EXERCISE:
A verbatim repeat of the lines below is required, with the pictures removed.

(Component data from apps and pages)
========

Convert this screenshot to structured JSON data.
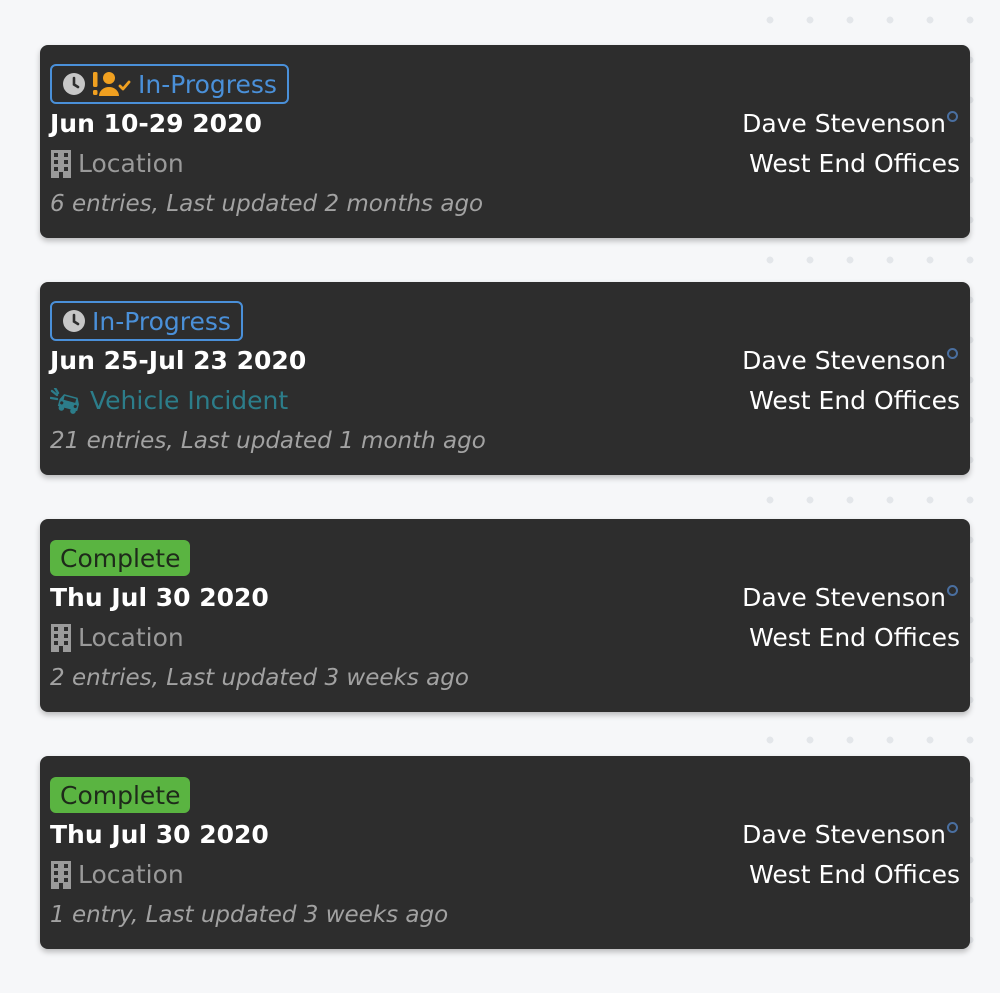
{
  "colors": {
    "card_bg": "#2d2d2d",
    "in_progress": "#4a90d9",
    "complete": "#5ab441",
    "vehicle": "#2c7d8a",
    "assigned_icon": "#f0a020"
  },
  "cards": [
    {
      "status": "In-Progress",
      "status_icons": [
        "clock-icon",
        "user-alert-check-icon"
      ],
      "date": "Jun 10-29 2020",
      "type_icon": "building-icon",
      "type": "Location",
      "meta": "6 entries, Last updated 2 months ago",
      "person": "Dave Stevenson",
      "office": "West End Offices"
    },
    {
      "status": "In-Progress",
      "status_icons": [
        "clock-icon"
      ],
      "date": "Jun 25-Jul 23 2020",
      "type_icon": "car-crash-icon",
      "type": "Vehicle Incident",
      "meta": "21 entries, Last updated 1 month ago",
      "person": "Dave Stevenson",
      "office": "West End Offices"
    },
    {
      "status": "Complete",
      "status_icons": [],
      "date": "Thu Jul 30 2020",
      "type_icon": "building-icon",
      "type": "Location",
      "meta": "2 entries, Last updated 3 weeks ago",
      "person": "Dave Stevenson",
      "office": "West End Offices"
    },
    {
      "status": "Complete",
      "status_icons": [],
      "date": "Thu Jul 30 2020",
      "type_icon": "building-icon",
      "type": "Location",
      "meta": "1 entry, Last updated 3 weeks ago",
      "person": "Dave Stevenson",
      "office": "West End Offices"
    }
  ]
}
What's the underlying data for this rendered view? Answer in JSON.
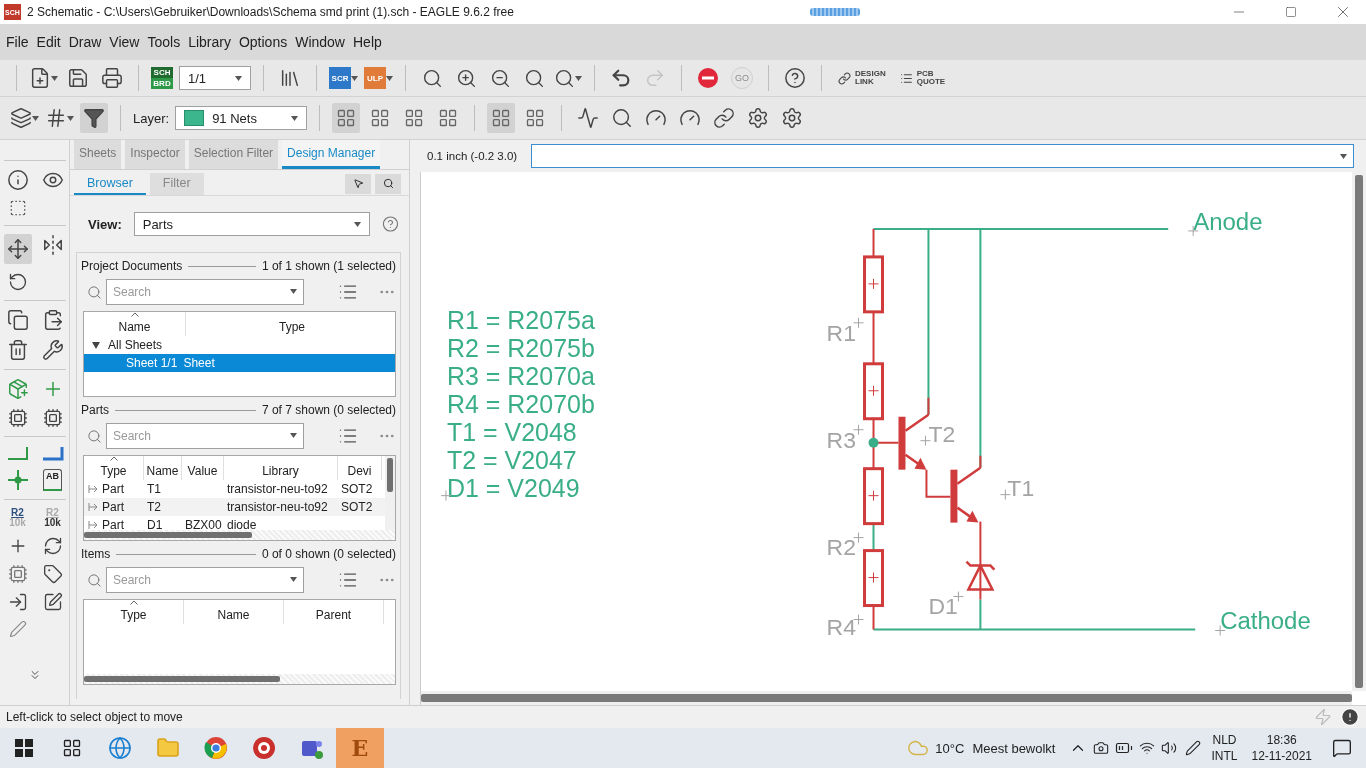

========

TASK ANSWER:
Convert this screenshot to structured JSON data.
{
  "colors": {
    "card_bg": "#2d2d2d",
    "in_progress": "#4a90d9",
    "complete": "#5ab441",
    "vehicle": "#2c7d8a",
    "assigned_icon": "#f0a020"
  },
  "cards": [
    {
      "status": "In-Progress",
      "status_icons": [
        "clock-icon",
        "user-alert-check-icon"
      ],
      "date": "Jun 10-29 2020",
      "type_icon": "building-icon",
      "type": "Location",
      "meta": "6 entries, Last updated 2 months ago",
      "person": "Dave Stevenson",
      "office": "West End Offices"
    },
    {
      "status": "In-Progress",
      "status_icons": [
        "clock-icon"
      ],
      "date": "Jun 25-Jul 23 2020",
      "type_icon": "car-crash-icon",
      "type": "Vehicle Incident",
      "meta": "21 entries, Last updated 1 month ago",
      "person": "Dave Stevenson",
      "office": "West End Offices"
    },
    {
      "status": "Complete",
      "status_icons": [],
      "date": "Thu Jul 30 2020",
      "type_icon": "building-icon",
      "type": "Location",
      "meta": "2 entries, Last updated 3 weeks ago",
      "person": "Dave Stevenson",
      "office": "West End Offices"
    },
    {
      "status": "Complete",
      "status_icons": [],
      "date": "Thu Jul 30 2020",
      "type_icon": "building-icon",
      "type": "Location",
      "meta": "1 entry, Last updated 3 weeks ago",
      "person": "Dave Stevenson",
      "office": "West End Offices"
    }
  ]
}
What's the underlying data for this rendered view? Answer in JSON.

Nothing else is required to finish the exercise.